Determine how many lines of the records include "Selection", and answer with the number alone.

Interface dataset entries
▼

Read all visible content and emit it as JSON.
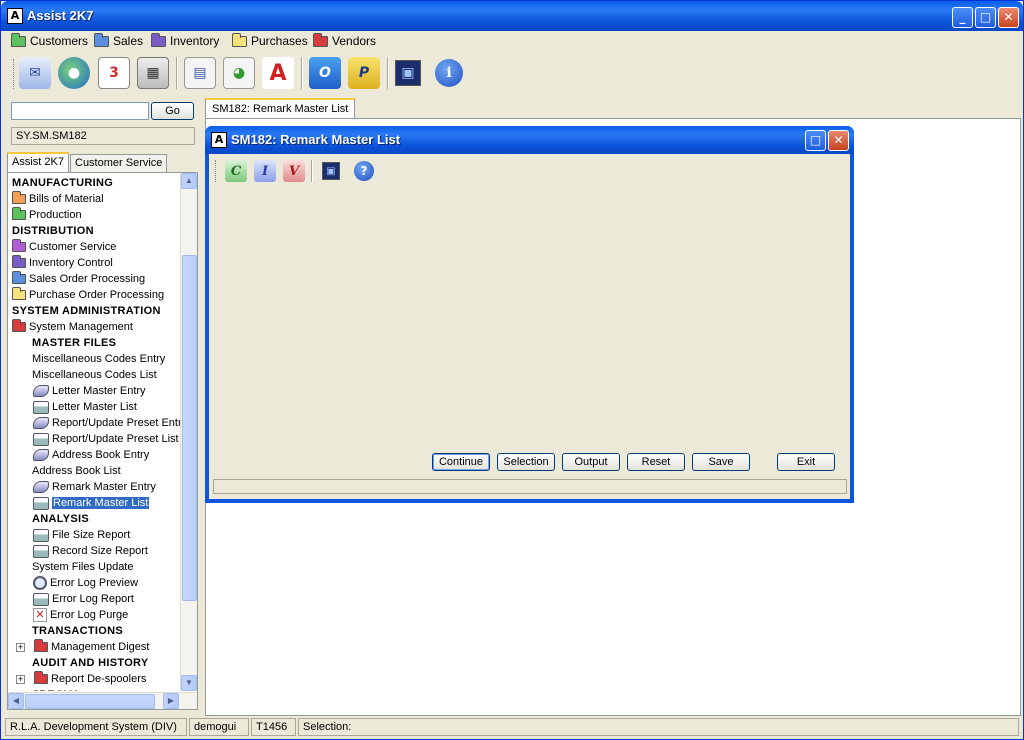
{
  "window": {
    "title": "Assist 2K7",
    "app_glyph": "A"
  },
  "title_buttons": {
    "minimize": "_",
    "maximize": "□",
    "close": "✕"
  },
  "menubar": [
    {
      "label": "Customers",
      "icon": "folder-green-icon",
      "color": "#5cc25c"
    },
    {
      "label": "Sales",
      "icon": "folder-blue-icon",
      "color": "#5a8fe0"
    },
    {
      "label": "Inventory",
      "icon": "folder-purple-icon",
      "color": "#7b5cc7"
    },
    {
      "label": "Purchases",
      "icon": "folder-yellow-icon",
      "color": "#f5e27a"
    },
    {
      "label": "Vendors",
      "icon": "folder-red-icon",
      "color": "#d83b3b"
    }
  ],
  "toolbar": [
    {
      "name": "mail-icon",
      "glyph": "✉"
    },
    {
      "name": "globe-icon",
      "glyph": "●"
    },
    {
      "name": "calendar-icon",
      "glyph": "3"
    },
    {
      "name": "calculator-icon",
      "glyph": "▦"
    },
    {
      "name": "notepad-icon",
      "glyph": "▤"
    },
    {
      "name": "report-chart-icon",
      "glyph": "◕"
    },
    {
      "name": "acrobat-icon",
      "glyph": "A"
    },
    {
      "name": "outlook-icon",
      "glyph": "O"
    },
    {
      "name": "publisher-icon",
      "glyph": "P"
    },
    {
      "name": "picture-icon",
      "glyph": "▣"
    },
    {
      "name": "info-icon",
      "glyph": "i"
    }
  ],
  "left": {
    "search_value": "",
    "go_label": "Go",
    "path": "SY.SM.SM182",
    "tabs": [
      "Assist 2K7",
      "Customer Service"
    ]
  },
  "tree": [
    {
      "label": "MANUFACTURING",
      "type": "header",
      "indent": 0
    },
    {
      "label": "Bills of Material",
      "type": "folder",
      "color": "#f0a050",
      "indent": 0
    },
    {
      "label": "Production",
      "type": "folder",
      "color": "#5cc25c",
      "indent": 0
    },
    {
      "label": "DISTRIBUTION",
      "type": "header",
      "indent": 0
    },
    {
      "label": "Customer Service",
      "type": "folder",
      "color": "#b25cd6",
      "indent": 0
    },
    {
      "label": "Inventory Control",
      "type": "folder",
      "color": "#7b5cc7",
      "indent": 0
    },
    {
      "label": "Sales Order Processing",
      "type": "folder",
      "color": "#5a8fe0",
      "indent": 0
    },
    {
      "label": "Purchase Order Processing",
      "type": "folder",
      "color": "#f5e27a",
      "indent": 0
    },
    {
      "label": "SYSTEM ADMINISTRATION",
      "type": "header",
      "indent": 0
    },
    {
      "label": "System Management",
      "type": "folder",
      "color": "#d83b3b",
      "indent": 0
    },
    {
      "label": "MASTER FILES",
      "type": "header",
      "indent": 1
    },
    {
      "label": "Miscellaneous Codes Entry",
      "type": "text",
      "indent": 1
    },
    {
      "label": "Miscellaneous Codes List",
      "type": "text",
      "indent": 1
    },
    {
      "label": "Letter Master Entry",
      "type": "entry",
      "indent": 2
    },
    {
      "label": "Letter Master List",
      "type": "print",
      "indent": 2
    },
    {
      "label": "Report/Update Preset Entr",
      "type": "entry",
      "indent": 2
    },
    {
      "label": "Report/Update Preset List",
      "type": "print",
      "indent": 2
    },
    {
      "label": "Address Book Entry",
      "type": "entry",
      "indent": 2
    },
    {
      "label": "Address Book List",
      "type": "text",
      "indent": 1
    },
    {
      "label": "Remark Master Entry",
      "type": "entry",
      "indent": 2
    },
    {
      "label": "Remark Master List",
      "type": "print",
      "indent": 2,
      "selected": true
    },
    {
      "label": "ANALYSIS",
      "type": "header",
      "indent": 1
    },
    {
      "label": "File Size Report",
      "type": "print",
      "indent": 2
    },
    {
      "label": "Record Size Report",
      "type": "print",
      "indent": 2
    },
    {
      "label": "System Files Update",
      "type": "text",
      "indent": 1
    },
    {
      "label": "Error Log Preview",
      "type": "preview",
      "indent": 2
    },
    {
      "label": "Error Log Report",
      "type": "print",
      "indent": 2
    },
    {
      "label": "Error Log Purge",
      "type": "purge",
      "indent": 2
    },
    {
      "label": "TRANSACTIONS",
      "type": "header",
      "indent": 1
    },
    {
      "label": "Management Digest",
      "type": "expand-folder",
      "color": "#d83b3b",
      "indent": 2
    },
    {
      "label": "AUDIT AND HISTORY",
      "type": "header",
      "indent": 1
    },
    {
      "label": "Report De-spoolers",
      "type": "expand-folder",
      "color": "#d83b3b",
      "indent": 2
    },
    {
      "label": "SPECIAL",
      "type": "header",
      "indent": 1
    }
  ],
  "main_tab": "SM182: Remark Master List",
  "dialog": {
    "title": "SM182: Remark Master List",
    "tools": [
      {
        "name": "continue-icon",
        "glyph": "C",
        "color": "#2e9b2e"
      },
      {
        "name": "inquiry-icon",
        "glyph": "I",
        "color": "#3d5fcf"
      },
      {
        "name": "view-icon",
        "glyph": "V",
        "color": "#c43030"
      },
      {
        "name": "picture-icon",
        "glyph": "▣",
        "color": "#1b2e6b"
      },
      {
        "name": "help-icon",
        "glyph": "?",
        "color": "#1f5fd8"
      }
    ],
    "buttons": {
      "continue": "Continue",
      "selection": "Selection",
      "output": "Output",
      "reset": "Reset",
      "save": "Save",
      "exit": "Exit"
    }
  },
  "status": {
    "system": "R.L.A. Development System (DIV)",
    "user": "demogui",
    "terminal": "T1456",
    "selection": "Selection:"
  }
}
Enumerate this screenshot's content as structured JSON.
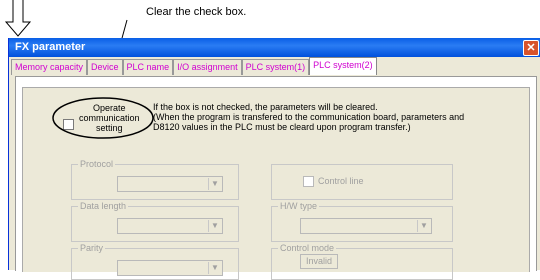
{
  "annotation": {
    "instruction": "Clear the check box."
  },
  "window": {
    "title": "FX parameter"
  },
  "tabs": [
    {
      "label": "Memory capacity"
    },
    {
      "label": "Device"
    },
    {
      "label": "PLC name"
    },
    {
      "label": "I/O assignment"
    },
    {
      "label": "PLC system(1)"
    },
    {
      "label": "PLC system(2)"
    }
  ],
  "operate": {
    "label_line1": "Operate",
    "label_line2": "communication",
    "label_line3": "setting",
    "checked": false
  },
  "info": {
    "line1": "If the box is not checked, the parameters will be cleared.",
    "line2": "(When the program is transfered to the communication board, parameters and",
    "line3": "D8120 values in the PLC must be cleard upon program transfer.)"
  },
  "groups": {
    "protocol": "Protocol",
    "control_line": "Control line",
    "data_length": "Data length",
    "hw_type": "H/W type",
    "parity": "Parity",
    "control_mode": "Control mode",
    "control_mode_value": "Invalid"
  }
}
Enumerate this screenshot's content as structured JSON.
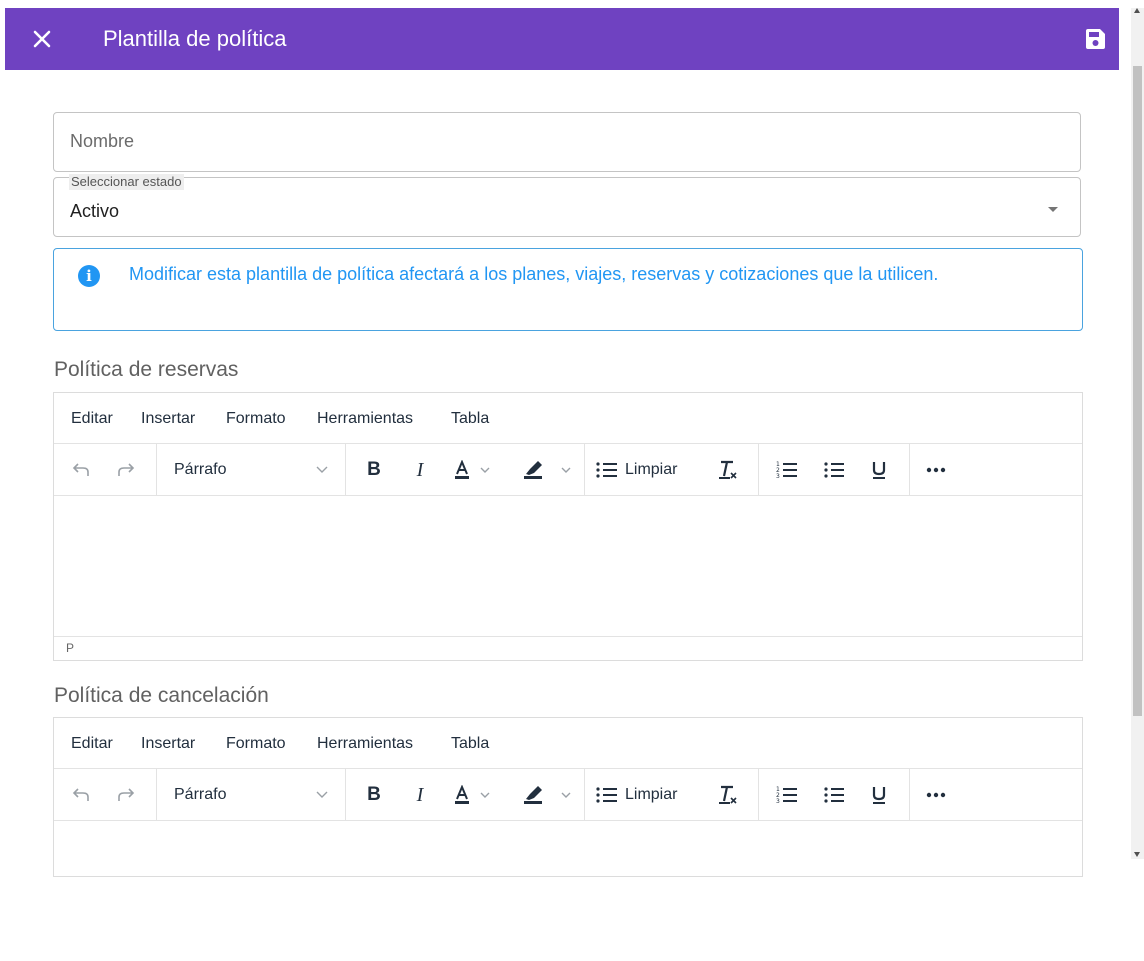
{
  "header": {
    "title": "Plantilla de política",
    "close_icon": "close-icon",
    "save_icon": "floppy-disk-save-icon",
    "bar_color": "#6f42c1"
  },
  "form": {
    "name_placeholder": "Nombre",
    "name_value": "",
    "status_label": "Seleccionar estado",
    "status_value": "Activo"
  },
  "alert": {
    "icon": "info-icon",
    "text": "Modificar esta plantilla de política afectará a los planes, viajes, reservas y cotizaciones que la utilicen.",
    "color": "#2196f3"
  },
  "editors": [
    {
      "title": "Política de reservas",
      "menu": [
        "Editar",
        "Insertar",
        "Formato",
        "Herramientas",
        "Tabla"
      ],
      "block_format": "Párrafo",
      "clear_label": "Limpiar",
      "status_path": "P"
    },
    {
      "title": "Política de cancelación",
      "menu": [
        "Editar",
        "Insertar",
        "Formato",
        "Herramientas",
        "Tabla"
      ],
      "block_format": "Párrafo",
      "clear_label": "Limpiar"
    }
  ]
}
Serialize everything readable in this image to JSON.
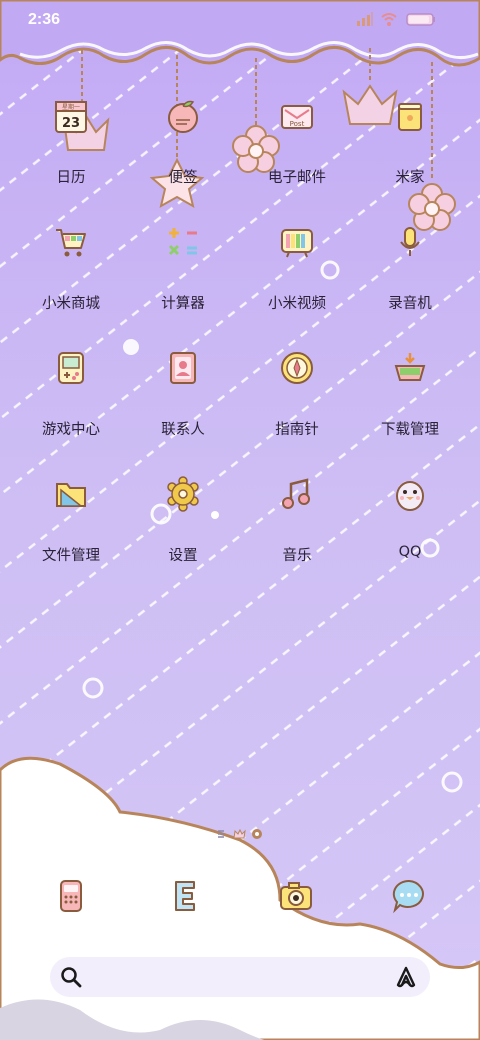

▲

**Result for this exercise**
2